Before coming to MIT in 2004, Tirman was program director of the Social Science Research Council. From 1986 to 1999, he was executive director of the Winston Foundation for World Peace, a leading funder of work to prevent nuclear war and promote nonviolent resolution of conflict. In 1999–2000, he was Fulbright Senior Scholar in Cyprus and produced an educational website on the conflict. He has been a trustee of International Alert, Mother Jones magazine, the Institute for War and Peace Reporting, and the Center for Contemporary Art at Nanyang Technological University in Singapore.
“John’s early support through the Winston Foundation was crucial to the National Security Archive’s work on Iran. He later brought together a wonderful group to launch a full-scale project on the rocky history of U.S.-Iran relations. His love of international affairs, his deep passion for exploring and disseminating knowledge, especially on basic human subjects like casualties of war, his leadership and initiative, his warm and generous friendship and encouragement, and over these last months his dignity in facing serious health issues have touched many of us permanently,” says Malcolm Byrne, a CIS research affiliate and a co-author with Tirman on his latest book, “Republics of Myth.” Byrne is the deputy director and research director of the National Security Archive at George Washington University.

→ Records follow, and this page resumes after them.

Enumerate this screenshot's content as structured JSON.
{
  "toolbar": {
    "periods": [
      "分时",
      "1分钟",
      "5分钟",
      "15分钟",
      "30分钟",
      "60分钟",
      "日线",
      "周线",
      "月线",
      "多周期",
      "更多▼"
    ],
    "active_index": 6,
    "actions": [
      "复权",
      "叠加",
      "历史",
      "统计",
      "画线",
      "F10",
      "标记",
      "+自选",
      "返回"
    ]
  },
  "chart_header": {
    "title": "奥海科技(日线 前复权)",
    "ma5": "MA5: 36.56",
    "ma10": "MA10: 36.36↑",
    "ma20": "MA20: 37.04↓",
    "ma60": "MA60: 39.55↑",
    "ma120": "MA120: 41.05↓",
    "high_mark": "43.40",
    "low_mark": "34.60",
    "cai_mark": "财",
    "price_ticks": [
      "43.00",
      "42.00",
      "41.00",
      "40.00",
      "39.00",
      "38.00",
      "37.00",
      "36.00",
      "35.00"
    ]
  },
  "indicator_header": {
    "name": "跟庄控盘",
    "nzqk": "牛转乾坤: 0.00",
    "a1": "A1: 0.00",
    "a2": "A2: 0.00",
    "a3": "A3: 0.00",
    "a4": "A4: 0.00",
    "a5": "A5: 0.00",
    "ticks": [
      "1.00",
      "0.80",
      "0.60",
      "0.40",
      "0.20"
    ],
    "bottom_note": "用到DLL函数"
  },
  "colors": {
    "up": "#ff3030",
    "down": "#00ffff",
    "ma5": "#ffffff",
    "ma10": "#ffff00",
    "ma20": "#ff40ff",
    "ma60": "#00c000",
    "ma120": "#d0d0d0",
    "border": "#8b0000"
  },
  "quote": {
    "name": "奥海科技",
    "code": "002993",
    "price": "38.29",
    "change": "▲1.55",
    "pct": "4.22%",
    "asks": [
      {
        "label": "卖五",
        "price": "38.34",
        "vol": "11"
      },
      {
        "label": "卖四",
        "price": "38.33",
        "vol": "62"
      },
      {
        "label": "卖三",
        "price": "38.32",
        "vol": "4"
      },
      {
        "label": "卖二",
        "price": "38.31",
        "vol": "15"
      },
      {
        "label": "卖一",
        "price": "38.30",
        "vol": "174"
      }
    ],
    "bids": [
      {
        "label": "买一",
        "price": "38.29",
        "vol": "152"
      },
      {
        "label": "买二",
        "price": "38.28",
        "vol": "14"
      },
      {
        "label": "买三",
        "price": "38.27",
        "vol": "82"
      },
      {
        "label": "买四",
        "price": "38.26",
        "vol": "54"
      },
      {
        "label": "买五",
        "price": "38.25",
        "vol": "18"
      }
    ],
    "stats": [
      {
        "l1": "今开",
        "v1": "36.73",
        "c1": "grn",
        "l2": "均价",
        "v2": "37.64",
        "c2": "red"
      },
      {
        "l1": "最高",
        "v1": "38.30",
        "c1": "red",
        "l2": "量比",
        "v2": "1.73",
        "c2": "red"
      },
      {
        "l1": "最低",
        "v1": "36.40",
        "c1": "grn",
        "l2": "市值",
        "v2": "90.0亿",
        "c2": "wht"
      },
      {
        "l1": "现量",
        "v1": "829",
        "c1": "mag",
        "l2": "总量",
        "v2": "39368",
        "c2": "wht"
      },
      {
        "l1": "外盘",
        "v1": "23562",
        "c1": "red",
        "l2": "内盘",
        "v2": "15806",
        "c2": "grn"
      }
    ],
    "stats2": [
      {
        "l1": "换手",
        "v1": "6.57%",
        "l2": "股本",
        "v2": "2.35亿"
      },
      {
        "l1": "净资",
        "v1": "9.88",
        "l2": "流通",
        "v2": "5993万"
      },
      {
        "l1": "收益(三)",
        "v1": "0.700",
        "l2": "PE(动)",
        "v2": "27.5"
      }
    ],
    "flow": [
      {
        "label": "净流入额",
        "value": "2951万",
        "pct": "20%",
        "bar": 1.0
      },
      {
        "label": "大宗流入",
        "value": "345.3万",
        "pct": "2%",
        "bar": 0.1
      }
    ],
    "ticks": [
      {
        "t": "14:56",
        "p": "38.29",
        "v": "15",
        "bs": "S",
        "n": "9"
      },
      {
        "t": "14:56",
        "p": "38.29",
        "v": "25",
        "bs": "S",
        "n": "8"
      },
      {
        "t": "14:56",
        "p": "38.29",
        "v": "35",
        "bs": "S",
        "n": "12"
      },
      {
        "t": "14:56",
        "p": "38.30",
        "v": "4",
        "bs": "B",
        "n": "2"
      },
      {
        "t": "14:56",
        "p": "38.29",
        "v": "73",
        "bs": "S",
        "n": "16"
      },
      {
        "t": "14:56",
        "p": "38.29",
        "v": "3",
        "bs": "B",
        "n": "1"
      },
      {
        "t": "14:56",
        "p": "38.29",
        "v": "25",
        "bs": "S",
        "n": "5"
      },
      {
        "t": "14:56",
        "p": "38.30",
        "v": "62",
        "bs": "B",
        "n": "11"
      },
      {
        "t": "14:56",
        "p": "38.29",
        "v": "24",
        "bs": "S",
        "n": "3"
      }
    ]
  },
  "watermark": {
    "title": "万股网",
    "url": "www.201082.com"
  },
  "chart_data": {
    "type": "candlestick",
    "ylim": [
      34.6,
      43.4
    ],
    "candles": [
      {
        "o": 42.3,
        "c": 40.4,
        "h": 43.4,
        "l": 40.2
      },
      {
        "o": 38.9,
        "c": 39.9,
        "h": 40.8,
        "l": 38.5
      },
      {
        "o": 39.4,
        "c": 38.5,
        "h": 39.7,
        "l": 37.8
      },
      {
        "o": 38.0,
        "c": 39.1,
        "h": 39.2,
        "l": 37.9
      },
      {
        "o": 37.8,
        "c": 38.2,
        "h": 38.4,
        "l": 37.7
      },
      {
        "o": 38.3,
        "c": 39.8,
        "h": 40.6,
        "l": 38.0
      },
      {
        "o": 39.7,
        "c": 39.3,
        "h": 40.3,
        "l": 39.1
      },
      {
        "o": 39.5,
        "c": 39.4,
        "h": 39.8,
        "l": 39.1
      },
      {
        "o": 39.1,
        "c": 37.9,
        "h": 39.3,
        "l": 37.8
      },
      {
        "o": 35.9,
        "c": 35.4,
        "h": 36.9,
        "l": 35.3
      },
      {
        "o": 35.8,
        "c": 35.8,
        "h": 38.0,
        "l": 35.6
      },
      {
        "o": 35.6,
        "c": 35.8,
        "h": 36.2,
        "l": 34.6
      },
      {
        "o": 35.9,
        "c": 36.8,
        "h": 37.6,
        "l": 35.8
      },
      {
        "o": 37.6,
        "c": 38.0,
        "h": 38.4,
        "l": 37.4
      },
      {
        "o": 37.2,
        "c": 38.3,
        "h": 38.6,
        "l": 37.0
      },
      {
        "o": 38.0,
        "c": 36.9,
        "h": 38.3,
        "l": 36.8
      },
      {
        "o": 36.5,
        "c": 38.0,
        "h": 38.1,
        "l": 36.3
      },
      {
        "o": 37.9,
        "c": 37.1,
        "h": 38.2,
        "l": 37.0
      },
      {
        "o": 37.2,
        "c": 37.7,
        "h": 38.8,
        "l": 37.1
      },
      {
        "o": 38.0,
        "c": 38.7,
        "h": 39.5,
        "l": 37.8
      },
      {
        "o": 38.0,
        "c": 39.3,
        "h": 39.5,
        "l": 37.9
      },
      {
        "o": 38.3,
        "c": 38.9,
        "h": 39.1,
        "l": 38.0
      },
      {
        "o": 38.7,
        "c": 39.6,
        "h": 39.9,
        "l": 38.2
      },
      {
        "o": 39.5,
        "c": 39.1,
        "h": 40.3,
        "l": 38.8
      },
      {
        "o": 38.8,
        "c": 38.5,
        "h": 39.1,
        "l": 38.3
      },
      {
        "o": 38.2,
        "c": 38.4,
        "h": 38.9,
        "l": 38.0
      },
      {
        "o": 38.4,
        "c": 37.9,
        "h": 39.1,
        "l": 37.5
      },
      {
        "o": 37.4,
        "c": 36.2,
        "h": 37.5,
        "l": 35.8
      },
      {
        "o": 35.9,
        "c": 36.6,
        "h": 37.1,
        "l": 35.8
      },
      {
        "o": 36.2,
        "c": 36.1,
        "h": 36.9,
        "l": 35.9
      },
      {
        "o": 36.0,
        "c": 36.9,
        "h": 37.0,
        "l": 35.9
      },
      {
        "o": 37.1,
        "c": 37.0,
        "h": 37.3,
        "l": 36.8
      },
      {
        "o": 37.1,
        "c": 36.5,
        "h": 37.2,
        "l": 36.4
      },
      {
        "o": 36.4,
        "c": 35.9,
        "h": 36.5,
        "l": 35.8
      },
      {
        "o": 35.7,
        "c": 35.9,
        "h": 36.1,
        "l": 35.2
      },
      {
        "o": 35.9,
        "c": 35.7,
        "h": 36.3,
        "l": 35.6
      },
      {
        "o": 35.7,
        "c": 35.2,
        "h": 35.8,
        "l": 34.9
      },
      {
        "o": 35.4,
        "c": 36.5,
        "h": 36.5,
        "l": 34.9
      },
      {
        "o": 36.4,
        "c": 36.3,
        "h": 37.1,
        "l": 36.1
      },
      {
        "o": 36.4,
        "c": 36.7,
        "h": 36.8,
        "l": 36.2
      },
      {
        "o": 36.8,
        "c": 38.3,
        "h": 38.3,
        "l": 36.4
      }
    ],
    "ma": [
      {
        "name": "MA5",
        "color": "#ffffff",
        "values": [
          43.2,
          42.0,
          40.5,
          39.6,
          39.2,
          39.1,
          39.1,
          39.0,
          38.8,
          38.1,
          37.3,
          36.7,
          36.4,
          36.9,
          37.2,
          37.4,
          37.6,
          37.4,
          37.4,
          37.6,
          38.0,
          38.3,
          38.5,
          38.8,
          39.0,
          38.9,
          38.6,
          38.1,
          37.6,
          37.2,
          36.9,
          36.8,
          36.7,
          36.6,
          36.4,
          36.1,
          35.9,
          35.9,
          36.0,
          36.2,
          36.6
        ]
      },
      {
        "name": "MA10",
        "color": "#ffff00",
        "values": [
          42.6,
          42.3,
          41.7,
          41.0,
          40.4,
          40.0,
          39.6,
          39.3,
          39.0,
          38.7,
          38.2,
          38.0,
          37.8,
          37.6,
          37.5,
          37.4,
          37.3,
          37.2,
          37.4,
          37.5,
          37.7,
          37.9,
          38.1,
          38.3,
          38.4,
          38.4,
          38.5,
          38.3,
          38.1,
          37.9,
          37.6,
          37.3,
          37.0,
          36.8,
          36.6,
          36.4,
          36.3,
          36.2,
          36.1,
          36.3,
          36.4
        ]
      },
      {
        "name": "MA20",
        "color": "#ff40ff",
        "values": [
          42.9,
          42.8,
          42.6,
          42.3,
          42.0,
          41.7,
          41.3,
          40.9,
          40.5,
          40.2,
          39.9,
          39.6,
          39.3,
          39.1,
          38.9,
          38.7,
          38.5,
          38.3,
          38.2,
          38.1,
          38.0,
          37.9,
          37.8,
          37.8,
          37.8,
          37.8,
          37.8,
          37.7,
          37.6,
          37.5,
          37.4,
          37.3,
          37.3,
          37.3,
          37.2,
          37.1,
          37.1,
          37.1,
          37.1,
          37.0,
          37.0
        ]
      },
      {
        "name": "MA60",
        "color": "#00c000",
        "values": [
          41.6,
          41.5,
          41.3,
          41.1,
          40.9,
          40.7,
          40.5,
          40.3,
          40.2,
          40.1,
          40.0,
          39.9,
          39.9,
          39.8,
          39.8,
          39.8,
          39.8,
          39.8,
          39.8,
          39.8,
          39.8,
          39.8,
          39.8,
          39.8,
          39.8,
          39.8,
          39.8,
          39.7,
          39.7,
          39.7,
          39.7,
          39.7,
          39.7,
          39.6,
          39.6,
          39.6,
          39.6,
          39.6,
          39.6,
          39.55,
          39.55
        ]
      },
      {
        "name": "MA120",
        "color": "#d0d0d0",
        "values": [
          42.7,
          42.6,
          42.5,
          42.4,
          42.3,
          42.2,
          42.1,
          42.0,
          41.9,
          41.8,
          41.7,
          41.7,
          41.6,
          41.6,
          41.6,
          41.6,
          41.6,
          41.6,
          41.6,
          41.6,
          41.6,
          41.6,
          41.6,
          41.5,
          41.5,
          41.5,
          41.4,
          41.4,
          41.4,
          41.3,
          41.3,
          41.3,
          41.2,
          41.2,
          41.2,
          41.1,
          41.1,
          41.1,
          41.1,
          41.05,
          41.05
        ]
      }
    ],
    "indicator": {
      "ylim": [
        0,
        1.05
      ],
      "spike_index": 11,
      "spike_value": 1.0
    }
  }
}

“It’s not an exaggeration in the least to say that I partly owe my academic career and life trajectory to him,” says Hussein Banai, a CIS research affiliate, co-author with Tirman and Byrne on “Republics of Myth,” and associate professor at the Hamilton Lugar School of Global and International Studies at Indiana University Bloomington. “He was a mentor, generous benefactor, intellectual resource, and a kind, dear friend. I will miss his erudition, the warmth of his presence, and his acerbic charm.”
Tirman studied at Indiana University, graduating with a BA in 1972. He received his doctorate from Boston University. His mentors included Howard Zinn, Frances Fox Piven, Murray Levin, and Alasdair MacIntyr.
“As engaged and passionate as he was about his research, John brought this same dedication as a father to our cherished daughter Coco, and to so many other outside interests that he shared with us, including his love for travel,” says Nike Tirman, his former wife and mother to Coco Tirman.
The center and Tirman’s family will host a memorial event in his honor. Please contact Michelle English if you would like to submit a personal tribute and to stay apprised of the forthcoming activity.